### Task directions
Every record here must be copied exactly, except for the images it holds.

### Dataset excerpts
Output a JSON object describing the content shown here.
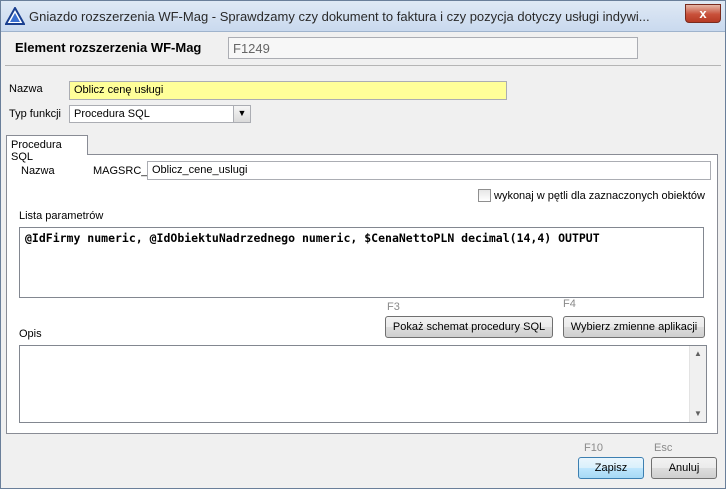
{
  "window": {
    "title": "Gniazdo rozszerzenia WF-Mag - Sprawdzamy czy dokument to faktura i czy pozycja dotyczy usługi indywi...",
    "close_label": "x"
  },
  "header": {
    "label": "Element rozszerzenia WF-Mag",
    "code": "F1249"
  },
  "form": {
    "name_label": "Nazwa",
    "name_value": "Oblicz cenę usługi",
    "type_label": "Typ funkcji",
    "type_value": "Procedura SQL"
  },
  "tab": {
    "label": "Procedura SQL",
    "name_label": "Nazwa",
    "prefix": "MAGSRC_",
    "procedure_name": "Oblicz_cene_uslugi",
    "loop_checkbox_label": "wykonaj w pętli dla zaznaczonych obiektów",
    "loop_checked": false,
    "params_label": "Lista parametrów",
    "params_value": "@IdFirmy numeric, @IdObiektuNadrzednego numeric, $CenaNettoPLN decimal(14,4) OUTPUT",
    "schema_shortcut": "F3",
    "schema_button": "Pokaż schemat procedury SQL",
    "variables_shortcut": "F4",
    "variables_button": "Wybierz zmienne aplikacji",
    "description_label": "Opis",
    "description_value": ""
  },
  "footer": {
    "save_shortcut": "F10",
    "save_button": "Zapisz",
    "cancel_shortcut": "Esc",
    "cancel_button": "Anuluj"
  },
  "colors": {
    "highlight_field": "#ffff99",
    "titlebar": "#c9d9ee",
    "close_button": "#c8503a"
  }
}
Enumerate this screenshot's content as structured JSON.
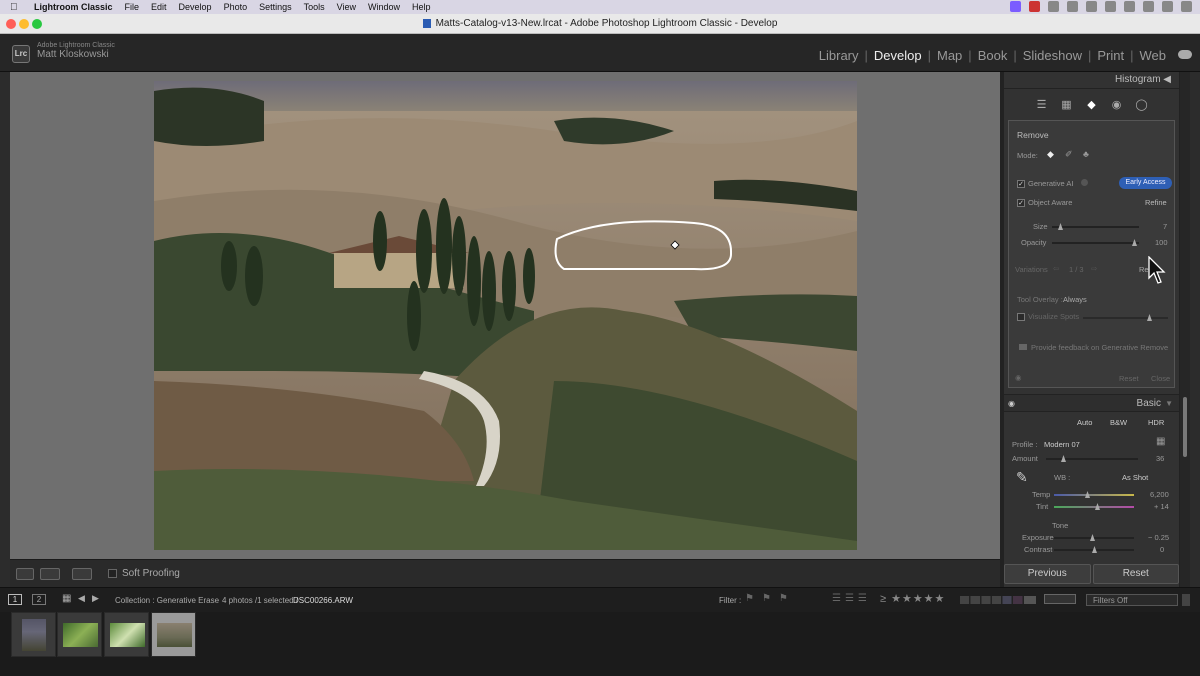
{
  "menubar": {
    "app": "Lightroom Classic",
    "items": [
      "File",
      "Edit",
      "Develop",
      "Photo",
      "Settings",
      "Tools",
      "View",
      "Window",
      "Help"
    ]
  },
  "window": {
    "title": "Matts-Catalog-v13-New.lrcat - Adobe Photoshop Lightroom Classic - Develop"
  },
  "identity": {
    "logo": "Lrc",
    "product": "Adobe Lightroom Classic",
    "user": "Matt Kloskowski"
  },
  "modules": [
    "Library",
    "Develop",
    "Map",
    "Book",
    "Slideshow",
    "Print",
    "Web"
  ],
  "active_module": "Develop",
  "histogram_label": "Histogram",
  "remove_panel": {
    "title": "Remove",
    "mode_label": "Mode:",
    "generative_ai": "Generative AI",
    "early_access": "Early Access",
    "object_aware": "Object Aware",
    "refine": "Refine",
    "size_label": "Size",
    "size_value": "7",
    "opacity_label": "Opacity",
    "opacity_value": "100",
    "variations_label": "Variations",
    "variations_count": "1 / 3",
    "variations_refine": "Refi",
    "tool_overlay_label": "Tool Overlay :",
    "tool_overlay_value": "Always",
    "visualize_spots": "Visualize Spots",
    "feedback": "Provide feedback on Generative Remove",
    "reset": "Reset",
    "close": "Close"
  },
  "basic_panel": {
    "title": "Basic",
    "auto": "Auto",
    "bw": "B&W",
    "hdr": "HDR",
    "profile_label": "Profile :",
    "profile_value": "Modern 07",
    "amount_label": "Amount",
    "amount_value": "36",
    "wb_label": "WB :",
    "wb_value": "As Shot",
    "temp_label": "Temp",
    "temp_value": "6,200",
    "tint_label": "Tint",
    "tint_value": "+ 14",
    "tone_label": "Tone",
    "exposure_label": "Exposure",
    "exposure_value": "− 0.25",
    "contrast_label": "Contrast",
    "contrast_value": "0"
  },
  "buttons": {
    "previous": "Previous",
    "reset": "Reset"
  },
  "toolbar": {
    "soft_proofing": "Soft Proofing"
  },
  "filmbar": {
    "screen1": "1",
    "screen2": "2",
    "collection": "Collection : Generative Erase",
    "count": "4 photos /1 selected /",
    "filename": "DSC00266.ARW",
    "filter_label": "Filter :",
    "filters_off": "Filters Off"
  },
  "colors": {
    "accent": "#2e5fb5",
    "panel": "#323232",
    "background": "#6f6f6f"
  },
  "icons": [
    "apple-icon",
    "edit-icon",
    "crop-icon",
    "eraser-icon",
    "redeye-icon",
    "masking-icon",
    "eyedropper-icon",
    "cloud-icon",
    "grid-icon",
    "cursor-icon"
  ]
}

### Answer space
Output a JSON object describing the content shown here.
{
  "window": {
    "title": "Gniazdo rozszerzenia WF-Mag - Sprawdzamy czy dokument to faktura i czy pozycja dotyczy usługi indywi...",
    "close_label": "x"
  },
  "header": {
    "label": "Element rozszerzenia WF-Mag",
    "code": "F1249"
  },
  "form": {
    "name_label": "Nazwa",
    "name_value": "Oblicz cenę usługi",
    "type_label": "Typ funkcji",
    "type_value": "Procedura SQL"
  },
  "tab": {
    "label": "Procedura SQL",
    "name_label": "Nazwa",
    "prefix": "MAGSRC_",
    "procedure_name": "Oblicz_cene_uslugi",
    "loop_checkbox_label": "wykonaj w pętli dla zaznaczonych obiektów",
    "loop_checked": false,
    "params_label": "Lista parametrów",
    "params_value": "@IdFirmy numeric, @IdObiektuNadrzednego numeric, $CenaNettoPLN decimal(14,4) OUTPUT",
    "schema_shortcut": "F3",
    "schema_button": "Pokaż schemat procedury SQL",
    "variables_shortcut": "F4",
    "variables_button": "Wybierz zmienne aplikacji",
    "description_label": "Opis",
    "description_value": ""
  },
  "footer": {
    "save_shortcut": "F10",
    "save_button": "Zapisz",
    "cancel_shortcut": "Esc",
    "cancel_button": "Anuluj"
  },
  "colors": {
    "highlight_field": "#ffff99",
    "titlebar": "#c9d9ee",
    "close_button": "#c8503a"
  }
}
Enumerate this screenshot's content as structured JSON.
{
  "menubar": {
    "app": "Lightroom Classic",
    "items": [
      "File",
      "Edit",
      "Develop",
      "Photo",
      "Settings",
      "Tools",
      "View",
      "Window",
      "Help"
    ]
  },
  "window": {
    "title": "Matts-Catalog-v13-New.lrcat - Adobe Photoshop Lightroom Classic - Develop"
  },
  "identity": {
    "logo": "Lrc",
    "product": "Adobe Lightroom Classic",
    "user": "Matt Kloskowski"
  },
  "modules": [
    "Library",
    "Develop",
    "Map",
    "Book",
    "Slideshow",
    "Print",
    "Web"
  ],
  "active_module": "Develop",
  "histogram_label": "Histogram",
  "remove_panel": {
    "title": "Remove",
    "mode_label": "Mode:",
    "generative_ai": "Generative AI",
    "early_access": "Early Access",
    "object_aware": "Object Aware",
    "refine": "Refine",
    "size_label": "Size",
    "size_value": "7",
    "opacity_label": "Opacity",
    "opacity_value": "100",
    "variations_label": "Variations",
    "variations_count": "1 / 3",
    "variations_refine": "Refi",
    "tool_overlay_label": "Tool Overlay :",
    "tool_overlay_value": "Always",
    "visualize_spots": "Visualize Spots",
    "feedback": "Provide feedback on Generative Remove",
    "reset": "Reset",
    "close": "Close"
  },
  "basic_panel": {
    "title": "Basic",
    "auto": "Auto",
    "bw": "B&W",
    "hdr": "HDR",
    "profile_label": "Profile :",
    "profile_value": "Modern 07",
    "amount_label": "Amount",
    "amount_value": "36",
    "wb_label": "WB :",
    "wb_value": "As Shot",
    "temp_label": "Temp",
    "temp_value": "6,200",
    "tint_label": "Tint",
    "tint_value": "+ 14",
    "tone_label": "Tone",
    "exposure_label": "Exposure",
    "exposure_value": "− 0.25",
    "contrast_label": "Contrast",
    "contrast_value": "0"
  },
  "buttons": {
    "previous": "Previous",
    "reset": "Reset"
  },
  "toolbar": {
    "soft_proofing": "Soft Proofing"
  },
  "filmbar": {
    "screen1": "1",
    "screen2": "2",
    "collection": "Collection : Generative Erase",
    "count": "4 photos /1 selected /",
    "filename": "DSC00266.ARW",
    "filter_label": "Filter :",
    "filters_off": "Filters Off"
  },
  "colors": {
    "accent": "#2e5fb5",
    "panel": "#323232",
    "background": "#6f6f6f"
  },
  "icons": [
    "apple-icon",
    "edit-icon",
    "crop-icon",
    "eraser-icon",
    "redeye-icon",
    "masking-icon",
    "eyedropper-icon",
    "cloud-icon",
    "grid-icon",
    "cursor-icon"
  ]
}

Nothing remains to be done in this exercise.